The Skin I Live In ***
Directed by: Pedro Almodóvar.
Written by: Pedro Almodóvar based on the novel by Thierry Jonquet.
Starring: Antonio Banderas (Robert Ledgard), Elena Anaya (Vera Cruz), Marisa Paredes (
), Jan Cornet (Vicente), Roberto Álamo (Zeca), Eduard Fernández (Fulgencio), Blanca Suárez (Norma Ledgard). Marilia

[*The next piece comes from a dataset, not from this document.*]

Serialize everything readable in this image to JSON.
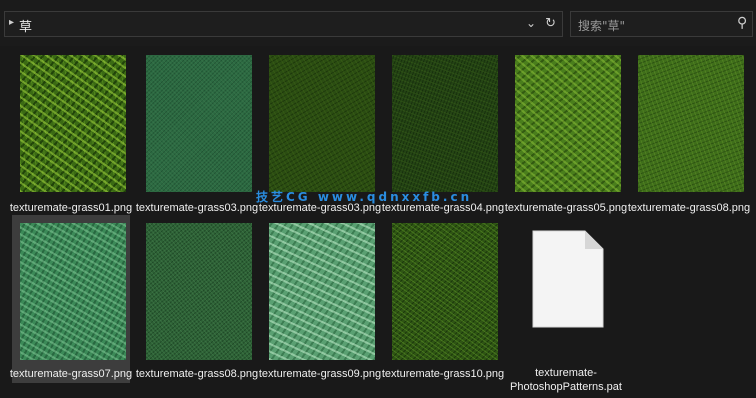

Pedro Almodovar is love with old movies. Watching his films brings to mind 1950s melodramas – especially those by Douglas Sirk, but with less censorship. There’s also a healthy dose of Hitchcock in his films, particularly recently, where his films have become more mysterious in nature. His latest film, The Skin I Live In, is no exception. There’s a little Sirk, a little Hitchcock, a little of Georges Franu’s Eyes Without a Face in the mix, all filtered through Almodovar’s prism of sexual identity. It is a film that you really cannot take seriously, because it goes so far over the top, but I don’t see that as necessarily a bad thing.
The film stars Antonio Banderas as Dr. Robert Ledgard, a brilliant plastic surgeon and researcher, who believes he has come up with a new way to help burn victims recover from their horrible scars. In the process, he has essentially invented a new kind of skin. He says he did all of this because his wife was horribly burned and killed in a car accident, and this was his way of dealing with it. He gives a lecture where he explains his discoveries, tested on lab mice. But we already know he hasn’t just tested it on mice. He has a real person as a guinea pig. This is Vera Cruz (Elena Anaya), the beautiful woman he keeps under lock and key at his house/clinic. This makes his maid Marilla (Marisa Paredes), who has been with him since childhood, extremely uncomfortable. When Marilla’s son Zeca (Roberto Alamo) shows up, we start to understand why.
To give away more would be criminal. But let me just say that I was convinced I knew where the movie was headed from the outset, and could not have possibly been more wrong. Almodovar, working on a novella by Thierry Jonquet, starts with what seems to be a standard revenge thriller/horror movie, but then goes deeper and deeper as it goes along. I think one of the reasons why I didn’t suspect where the movie was going is because I could not imagine even going there. It’s just so bizarre that I can’t believe someone would attempt it. And I say this with admiration.
The film, like all of Almodovar’s work, is impeccably made. I love when he does dark, and tones down his usual lush, vibrant colors, which only makes a few appearances here. Visually, this film is more akin to his Bad Education (which may just be my favorite of his films) than something as richly colorful as Volver. The cinematography, art direction and costume design are excellent, and the score by Alberto Ingelesis would have made Hitchcock’s regular composer Bernard Hermann proud.
If The Skin I Live In is less satisfying than most of his work, it’s because the story depends on its inherent shock value – which to be truly effective, needs to hit the audience like a gut punch, which it does. But what this requires is for the actors to play everything a little too close to the vest for much of the movie – not revealing too much. As a result, Antonio Banderas is actually kind of dull in this role, which is a disappointment given his other work with Almodovar. The beautiful Elena Anaya seems little more than skin deep for too much of the movie – although she makes up for it in the final reel. And we constantly think that Marilia wants to say more, but is held back by the necessities of the plot. Perhaps the best performance in the movie is by Jan Cornet as Vincente, who I can’t say much about without fear of giving too much away.
And yet, despite its flaws, I couldn’t help but thoroughly enjoy The Skin I Live In. Almodovar has pushed himself here, and although the result isn’t quite as good as much of his previous work, it still drew me in, and shocked me.